After seven years of talks, for instance, the Canada-EU trade deal is still to be fully ratified and will only be “provisionally applied”, and only in part, from the spring.
A second no-transition option is to have no Brexit agreement at all. Withdrawal and trade talks would collapse and UK-EU business would revert to World Trade Organisation rules.
There would be no treaty to cover the phasing-out of rights for cross-border businesses or expats. In this scenario, transition measures would be more unilateral, adopted by UK and EU authorities and regulators without formal co-ordination under a withdrawal treaty. The exit path would be more piecemeal, improvised and potentially chaotic.

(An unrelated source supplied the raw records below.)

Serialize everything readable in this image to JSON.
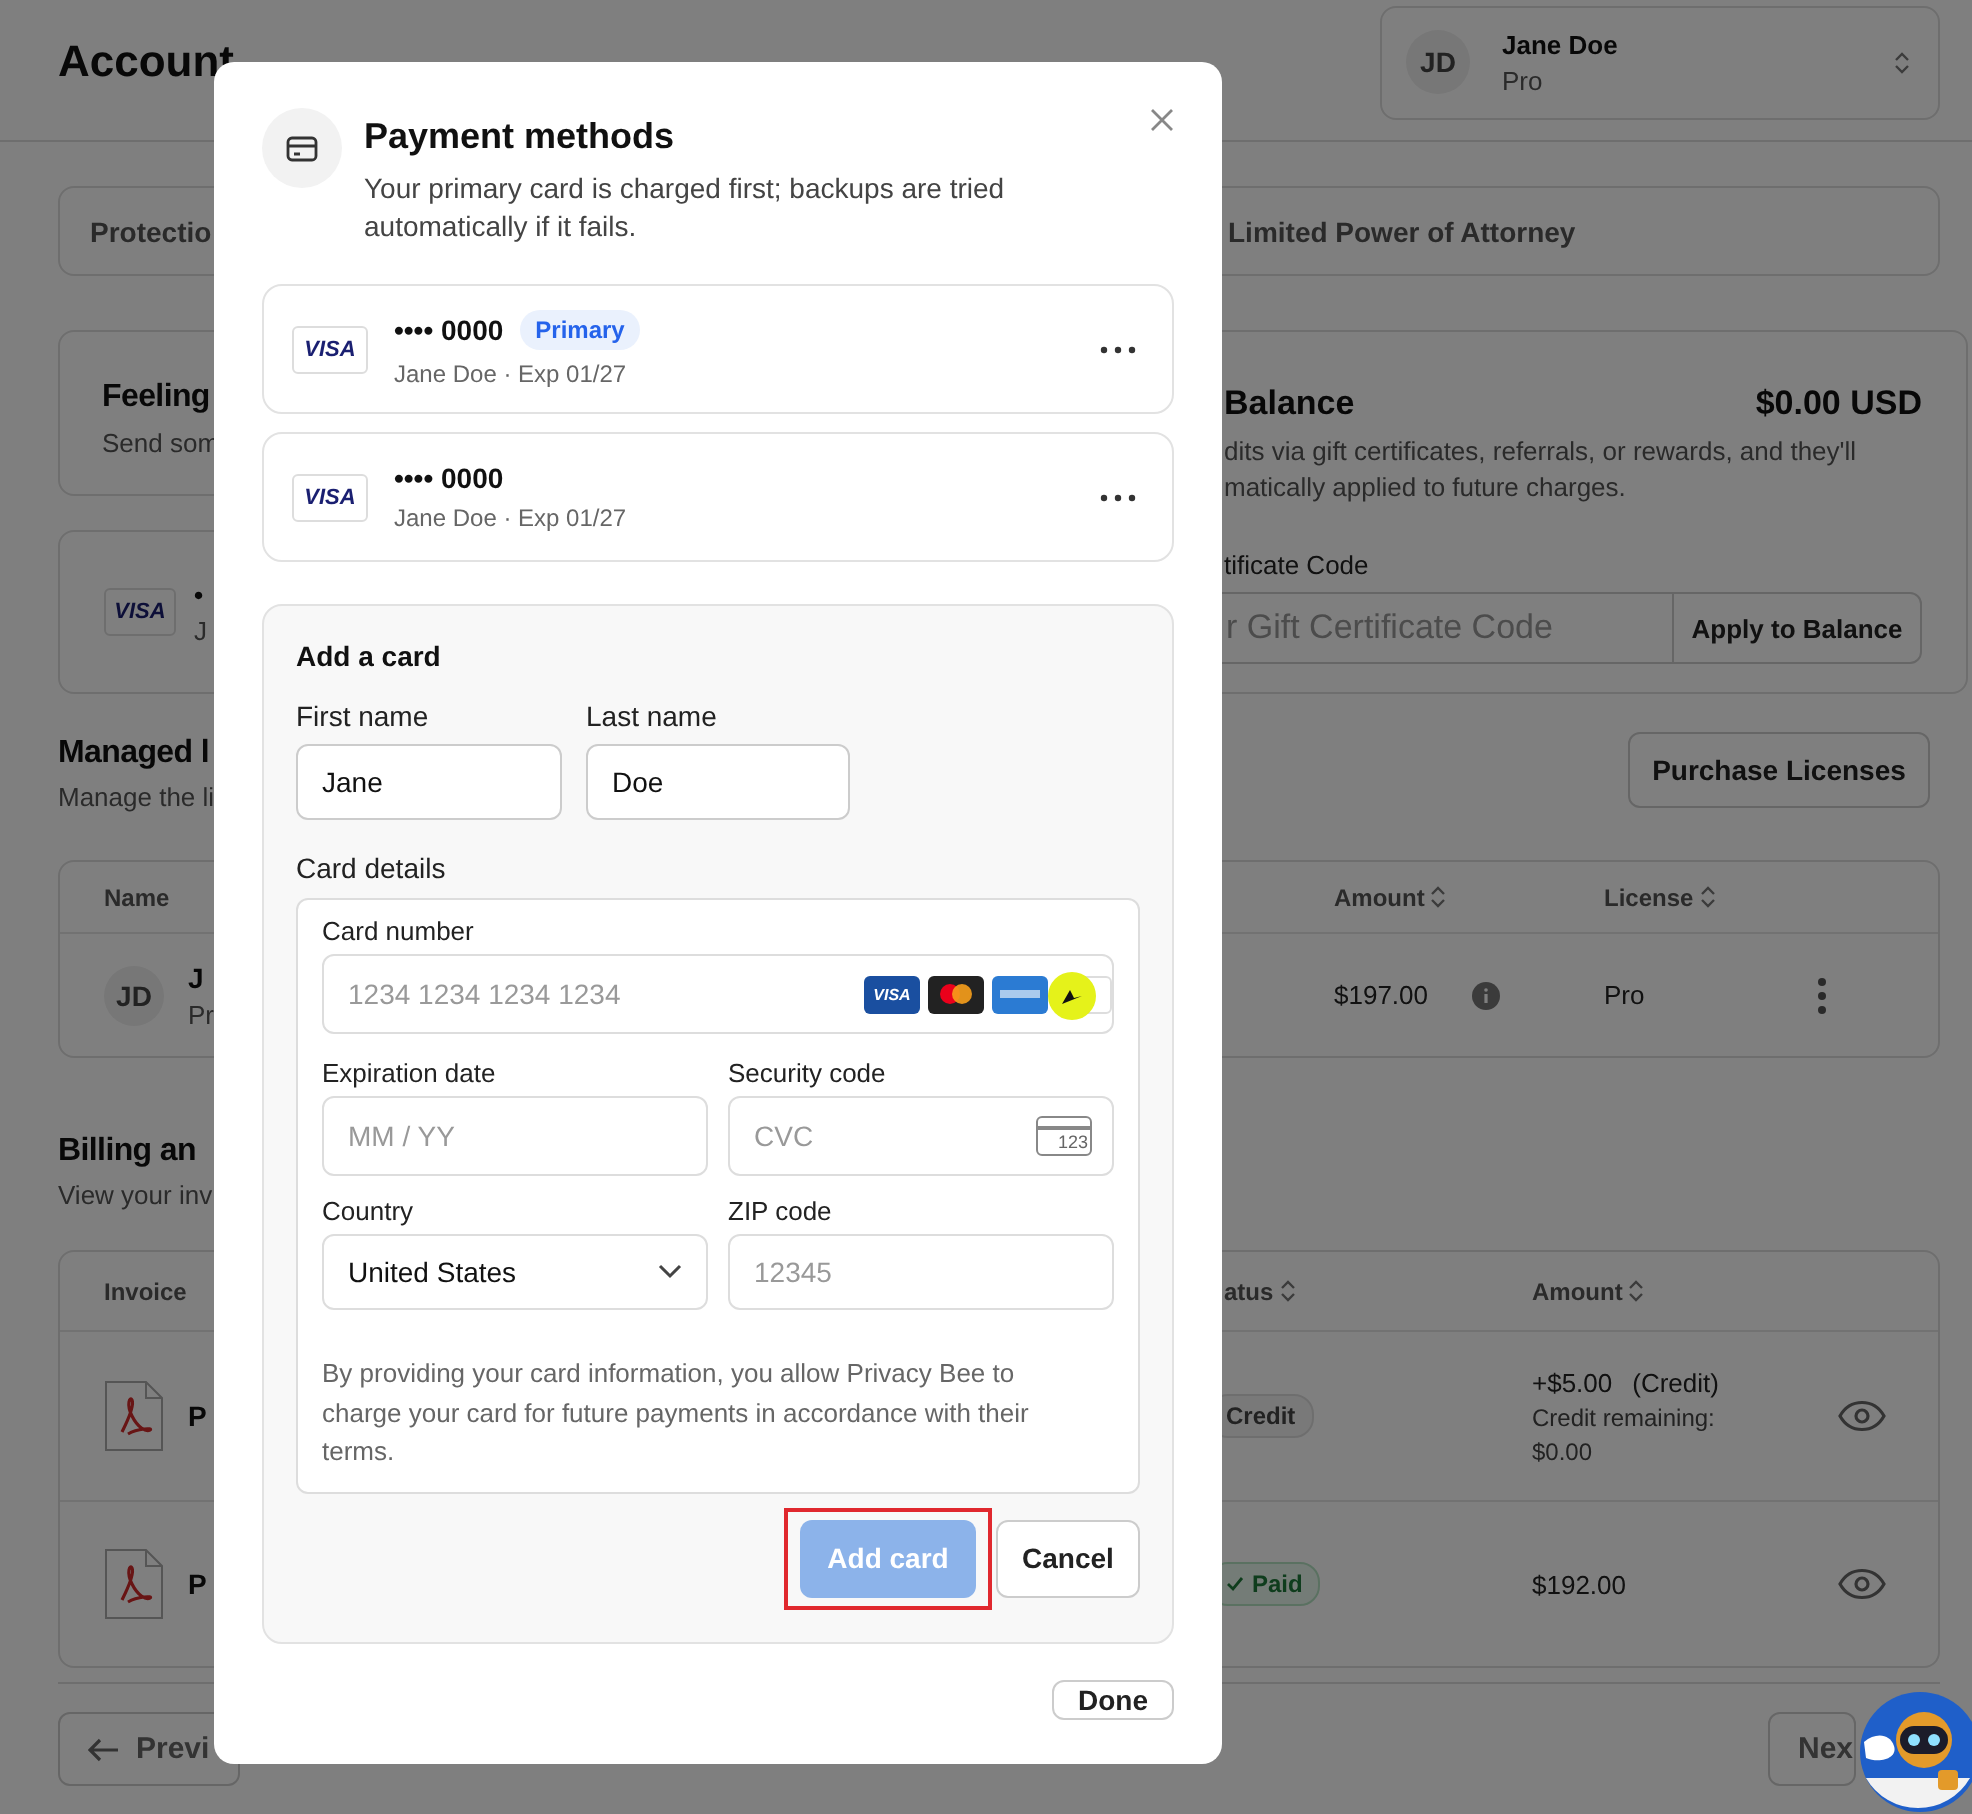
{
  "page": {
    "title": "Account"
  },
  "account": {
    "initials": "JD",
    "name": "Jane Doe",
    "plan": "Pro"
  },
  "tabs": [
    {
      "label": "Protectio"
    },
    {
      "label": "Limited Power of Attorney"
    }
  ],
  "feeling_card": {
    "title": "Feeling",
    "text": "Send som"
  },
  "payment_card": {
    "brand": "VISA",
    "dots": "•",
    "text": "J"
  },
  "balance_card": {
    "title": "Balance",
    "amount": "$0.00 USD",
    "description": [
      "dits via gift certificates, referrals, or rewards, and they'll",
      "matically applied to future charges."
    ],
    "code_label": "tificate Code",
    "code_placeholder": "r Gift Certificate Code",
    "apply_button": "Apply to Balance"
  },
  "licenses": {
    "title": "Managed l",
    "subtitle": "Manage the li",
    "button": "Purchase Licenses",
    "columns": [
      {
        "label": "Name",
        "sortable": false
      },
      {
        "label": "Amount",
        "sortable": true
      },
      {
        "label": "License",
        "sortable": true
      }
    ],
    "rows": [
      {
        "initials": "JD",
        "name": "J",
        "plan": "Pr",
        "amount": "$197.00",
        "license": "Pro"
      }
    ]
  },
  "billing": {
    "title": "Billing an",
    "subtitle": "View your inv",
    "columns": [
      {
        "label": "Invoice",
        "sortable": false
      },
      {
        "label": "atus",
        "sortable": true
      },
      {
        "label": "Amount",
        "sortable": true
      }
    ],
    "rows": [
      {
        "invoice": "P",
        "status": "Credit",
        "kind": "credit",
        "amount": "+$5.00",
        "amount_note": "(Credit)",
        "remaining": [
          "Credit remaining:",
          "$0.00"
        ]
      },
      {
        "invoice": "P",
        "status": "Paid",
        "kind": "paid",
        "amount": "$192.00"
      }
    ]
  },
  "pagination": {
    "previous": "Previ",
    "next": "Nex"
  },
  "modal": {
    "title": "Payment methods",
    "subtitle": "Your primary card is charged first; backups are tried automatically if it fails.",
    "cards": [
      {
        "brand": "VISA",
        "number": "•••• 0000",
        "badge": "Primary",
        "details": "Jane Doe · Exp 01/27"
      },
      {
        "brand": "VISA",
        "number": "•••• 0000",
        "details": "Jane Doe · Exp 01/27"
      }
    ],
    "add_card": {
      "title": "Add a card",
      "first_name": {
        "label": "First name",
        "value": "Jane"
      },
      "last_name": {
        "label": "Last name",
        "value": "Doe"
      },
      "details_label": "Card details",
      "card_number": {
        "label": "Card number",
        "placeholder": "1234 1234 1234 1234",
        "brands": [
          {
            "kind": "visa",
            "text": "VISA"
          },
          {
            "kind": "mastercard"
          },
          {
            "kind": "amex"
          },
          {
            "kind": "discover"
          }
        ]
      },
      "expiry": {
        "label": "Expiration date",
        "placeholder": "MM / YY"
      },
      "security": {
        "label": "Security code",
        "placeholder": "CVC",
        "hint": "123"
      },
      "country": {
        "label": "Country",
        "value": "United States"
      },
      "zip": {
        "label": "ZIP code",
        "placeholder": "12345"
      },
      "disclaimer": "By providing your card information, you allow Privacy Bee to charge your card for future payments in accordance with their terms.",
      "submit": {
        "label": "Add card",
        "disabled": true,
        "highlighted": true
      },
      "cancel": "Cancel"
    },
    "done": "Done"
  }
}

. . . but when a transition is agreed is crucial
Typically in trade negotiations, transition terms are one of the last points addressed. Brexit differs because it is a matter of regulatory divergence, not convergence.
The uncertainty over losing rights has made UK-based businesses call for early transition guarantees. Without those, big banks in London say they will take decisions assuming there will be no transition.
If there is no agreement by March 2018 — basically one year before Britain’s formal exit in 2019 — the value of the interim deal diminishes dramatically for the UK. Companies would already have taken action to protect their own interests. The Treasury is alive to the risk of a City exodus if transition terms are not clear at an early stage.
So transition terms constitute leverage . . .
The top priority for EU negotiators is the actual divorce — managing legacy rights (if and how various existing rights will carry over post-Brexit) and budget liabilities. They see a transition as an optional extra that can be discussed if and when Britain meets certain conditions: honouring an exit bill of up to €60bn and agreeing on the outline of future relations. The point at which the EU agrees to discuss a transition is, in other words, a bargaining chip it has to use against the UK.
That leverage is strengthened by another cold calculation in Paris, Brussels and Berlin: the longer Britain waits for a transition deal to be discussed and agreed, the more likely businesses will decide to move or shift investment away from the UK. For the EU-27, late agreement on transition would maximise relocation while still avoiding a cliff edge sudden and disruptive change for businesses stemming from a sudden exit.
But Mr Davis also sees the transition as leverage. A hard exit would cut off corporate Europe from its main financial centre, the City of London. Highly integrated cross-border supply chains for carmaking or aeronautics would be badly disrupted. That would carry costs for all sides — if Britain was willing to walk away from the table.
. . . and tailoring terms to Westminster’s needs will be hard
For the EU-27, any transition must be simpler than a final EU-UK trade deal. That means fashioning a transition from existing EU systems: the European Court of Justice, EU laws, EU budget contributions and core EU rights such as the free movement of people. But any bespoke transition cannot be allowed to look better than actual membership.
By contrast, Theresa May, the UK prime minister, is preparing for an election in 2020. That would probably be after Britain leaves — likely to be in 2019 — so potentially in the middle of any transitional period. Yet she will have reconcile the terms of any deal with two promises she has made to British voters: to leave the jurisdiction of EU courts and to repatriate controls over immigration.
A transition deal would need to be sellable during a British election campaign, yet it will involve rights and obligations on which the EU side will be least willing to compromise. Here is the rub for both parties.